Government shutdown deadline looms over US spending Bill

A general view of the US Capitol dome can be seen to the carriage entrance to the US Senate in Washington Dec 11, 2014. With the threat looming of a midnight government shutdown, the fate of a US$1.1 trillion (S$1.4 trillion) US spending Bill was thr
A general view of the US Capitol dome can be seen to the carriage entrance to the US Senate in Washington Dec 11, 2014. With the threat looming of a midnight government shutdown, the fate of a US$1.1 trillion (S$1.4 trillion) US spending Bill was thrust into doubt on Thursday by Democratic objections over a provision to roll back part of the Dodd-Frank financial reform law. -- PHOTO: REUTERS

WASHINGTON (REUTERS) - With the threat looming of a midnight government shutdown, the fate of a US$1.1 trillion (S$1.4 trillion) US spending Bill was thrust into doubt on Thursday by Democratic objections over a provision to roll back part of the Dodd-Frank financial reform law.

Republican leaders in the House of Representatives delayed a Thursday afternoon vote on final passage to shore up support after the measure cleared a procedural hurdle by only two votes.

Both liberal Democrats and conservative Republicans were urging their colleagues to oppose it.

“Leadership teams are still talking to their respective members.
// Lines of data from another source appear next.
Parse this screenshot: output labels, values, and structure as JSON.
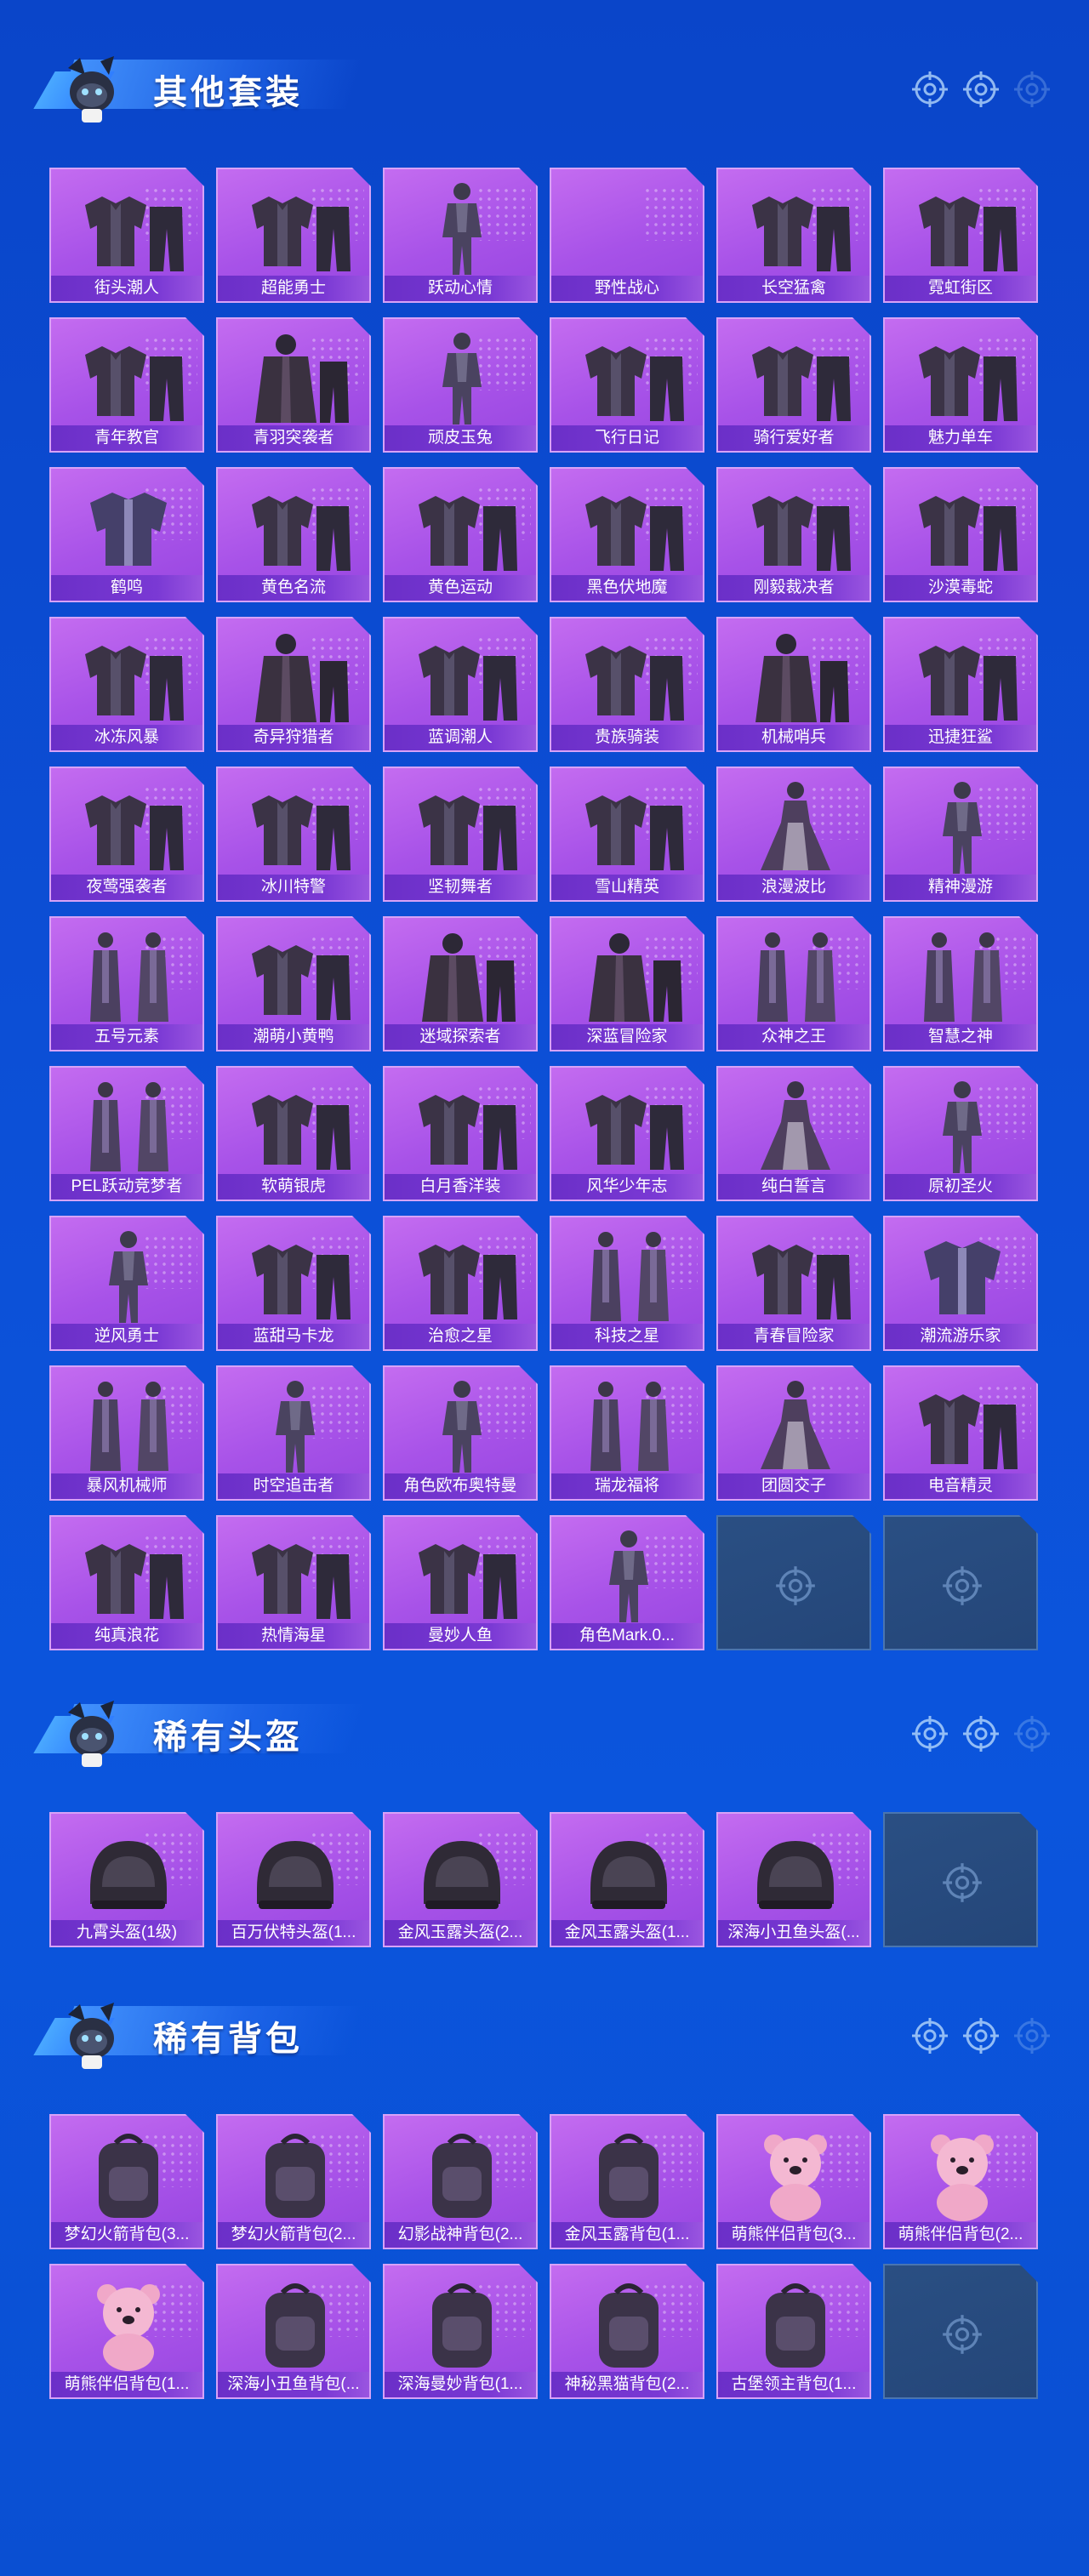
{
  "sections": [
    {
      "title": "其他套装",
      "items": [
        {
          "label": "街头潮人",
          "art": "jacket-pants"
        },
        {
          "label": "超能勇士",
          "art": "jacket-pants"
        },
        {
          "label": "跃动心情",
          "art": "figure"
        },
        {
          "label": "野性战心",
          "art": "vest-pants"
        },
        {
          "label": "长空猛禽",
          "art": "jacket-pants"
        },
        {
          "label": "霓虹街区",
          "art": "jacket-pants"
        },
        {
          "label": "青年教官",
          "art": "jacket-pants"
        },
        {
          "label": "青羽突袭者",
          "art": "coat"
        },
        {
          "label": "顽皮玉兔",
          "art": "figure"
        },
        {
          "label": "飞行日记",
          "art": "jacket-pants"
        },
        {
          "label": "骑行爱好者",
          "art": "jacket-pants"
        },
        {
          "label": "魅力单车",
          "art": "jacket-pants"
        },
        {
          "label": "鹤鸣",
          "art": "jacket"
        },
        {
          "label": "黄色名流",
          "art": "jacket-pants"
        },
        {
          "label": "黄色运动",
          "art": "jacket-pants"
        },
        {
          "label": "黑色伏地魔",
          "art": "jacket-pants"
        },
        {
          "label": "刚毅裁决者",
          "art": "jacket-pants"
        },
        {
          "label": "沙漠毒蛇",
          "art": "jacket-pants"
        },
        {
          "label": "冰冻风暴",
          "art": "jacket-pants"
        },
        {
          "label": "奇异狩猎者",
          "art": "coat"
        },
        {
          "label": "蓝调潮人",
          "art": "jacket-pants"
        },
        {
          "label": "贵族骑装",
          "art": "jacket-pants"
        },
        {
          "label": "机械哨兵",
          "art": "coat"
        },
        {
          "label": "迅捷狂鲨",
          "art": "jacket-pants"
        },
        {
          "label": "夜莺强袭者",
          "art": "jacket-pants"
        },
        {
          "label": "冰川特警",
          "art": "jacket-pants"
        },
        {
          "label": "坚韧舞者",
          "art": "jacket-pants"
        },
        {
          "label": "雪山精英",
          "art": "jacket-pants"
        },
        {
          "label": "浪漫波比",
          "art": "dress"
        },
        {
          "label": "精神漫游",
          "art": "figure"
        },
        {
          "label": "五号元素",
          "art": "figures"
        },
        {
          "label": "潮萌小黄鸭",
          "art": "jacket-pants"
        },
        {
          "label": "迷域探索者",
          "art": "coat"
        },
        {
          "label": "深蓝冒险家",
          "art": "coat"
        },
        {
          "label": "众神之王",
          "art": "figures"
        },
        {
          "label": "智慧之神",
          "art": "figures"
        },
        {
          "label": "PEL跃动竞梦者",
          "art": "figures"
        },
        {
          "label": "软萌银虎",
          "art": "jacket-pants"
        },
        {
          "label": "白月香洋装",
          "art": "jacket-pants"
        },
        {
          "label": "风华少年志",
          "art": "jacket-pants"
        },
        {
          "label": "纯白誓言",
          "art": "dress"
        },
        {
          "label": "原初圣火",
          "art": "figure"
        },
        {
          "label": "逆风勇士",
          "art": "figure"
        },
        {
          "label": "蓝甜马卡龙",
          "art": "jacket-pants"
        },
        {
          "label": "治愈之星",
          "art": "jacket-pants"
        },
        {
          "label": "科技之星",
          "art": "figures"
        },
        {
          "label": "青春冒险家",
          "art": "jacket-pants"
        },
        {
          "label": "潮流游乐家",
          "art": "jacket"
        },
        {
          "label": "暴风机械师",
          "art": "figures"
        },
        {
          "label": "时空追击者",
          "art": "figure"
        },
        {
          "label": "角色欧布奥特曼",
          "art": "figure"
        },
        {
          "label": "瑞龙福将",
          "art": "figures"
        },
        {
          "label": "团圆交子",
          "art": "dress"
        },
        {
          "label": "电音精灵",
          "art": "jacket-pants"
        },
        {
          "label": "纯真浪花",
          "art": "jacket-pants"
        },
        {
          "label": "热情海星",
          "art": "jacket-pants"
        },
        {
          "label": "曼妙人鱼",
          "art": "jacket-pants"
        },
        {
          "label": "角色Mark.0...",
          "art": "figure"
        }
      ],
      "empty_slots": 2
    },
    {
      "title": "稀有头盔",
      "items": [
        {
          "label": "九霄头盔(1级)",
          "art": "helmet"
        },
        {
          "label": "百万伏特头盔(1...",
          "art": "helmet"
        },
        {
          "label": "金风玉露头盔(2...",
          "art": "helmet"
        },
        {
          "label": "金风玉露头盔(1...",
          "art": "helmet"
        },
        {
          "label": "深海小丑鱼头盔(...",
          "art": "helmet"
        }
      ],
      "empty_slots": 1
    },
    {
      "title": "稀有背包",
      "items": [
        {
          "label": "梦幻火箭背包(3...",
          "art": "backpack"
        },
        {
          "label": "梦幻火箭背包(2...",
          "art": "backpack"
        },
        {
          "label": "幻影战神背包(2...",
          "art": "backpack"
        },
        {
          "label": "金风玉露背包(1...",
          "art": "backpack"
        },
        {
          "label": "萌熊伴侣背包(3...",
          "art": "bear"
        },
        {
          "label": "萌熊伴侣背包(2...",
          "art": "bear"
        },
        {
          "label": "萌熊伴侣背包(1...",
          "art": "bear"
        },
        {
          "label": "深海小丑鱼背包(...",
          "art": "backpack"
        },
        {
          "label": "深海曼妙背包(1...",
          "art": "backpack"
        },
        {
          "label": "神秘黑猫背包(2...",
          "art": "backpack"
        },
        {
          "label": "古堡领主背包(1...",
          "art": "backpack"
        }
      ],
      "empty_slots": 1
    }
  ],
  "colors": {
    "background": "#0c4fd6",
    "card": "#a752e8",
    "card_label_bg": "#6b2fc8",
    "empty_card": "#264a7e"
  }
}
A vote is still planned for this afternoon,” said Mike Long, a spokesman for House Majority Leader Kevin McCarthy.

With current spending authority for federal agencies expiring at midnight on Thursday, the House was also planning to pass a two-day extension to avoid a shutdown and allow more time for the Senate to consider the 1,603-page funding package, Republican aides said.

A longer, three-month extension of current spending levels was also floated by a senior congressional aide as a possible alternative plan if support for the Bill wanes.

Negotiated by Republican and Democratic appropriators and leaders in both chambers, the Bill looked to be cruising toward passage until full details were disclosed on Tuesday night.

Liberals, led by Senator Elizabeth Warren of Massachusetts, were livid that it included a provision that kills planned restrictions on derivatives trading by large banks, allowing them to continue trading swaps and futures in units that benefit from federal deposit insurance and Federal Reserve loans.

The Obama administration and Democratic lawmakers also were worried about setting a precedent that emboldens Republicans to cram more Dodd-Frank rollbacks into must-pass legislation, especially when Republicans have control over both chambers of Congress next year.

The Dodd-Frank regulatory overhaul was enacted in the wake of a financial crisis triggered partly by the collapse of complex mortgage derivatives. “Heaven knows what the Republicans will try to jam down our throats,” Democratic Representative Elijah Cummings told reporters.

But the White House appeared to put a higher priority on government funding. It said in a statement that President Barack Obama would still sign the measure if it passed, even though he objects to the derivatives rollback and some other provisions.

“We believe that this compromise proposal merits bipartisan support on Capitol Hill, and hopefully will arrive on the President’s desk in the next few days, and if it does, he will sign it,” White House spokesman Josh Earnest told reporters.

The measure also faces opposition from conservative Republicans, who say it fails to do anything to stop Obama’s immigration order which they view as “amnesty” for illegal immigrants. Sixteen Republicans voted against it in the procedural vote, and more may say no to final passage.

Some Democrats also demanded the removal of a provision that allows a massive increase in individual contributions to national political parties for federal elections, potentially up to US$777,600 a year.

Democratic support is seen as critical to passage of the spending Bill in the House, as Republican aides and lawmakers say it is unlikely their party would be able to muster enough votes for passage on its own.

The spending Bill would keep most federal agencies funded through September 2015, except for the Department of Homeland Security (DHS), which would get an extension only through Feb 27.

The plan is intended to give Republicans leverage over DHS next year, when they will have a stronger majority and take control of the Senate.

The Republicans intend to deny funding to the agency for implementation of Obama’s order allowing millions of undocumented immigrants to stay and work in the United States.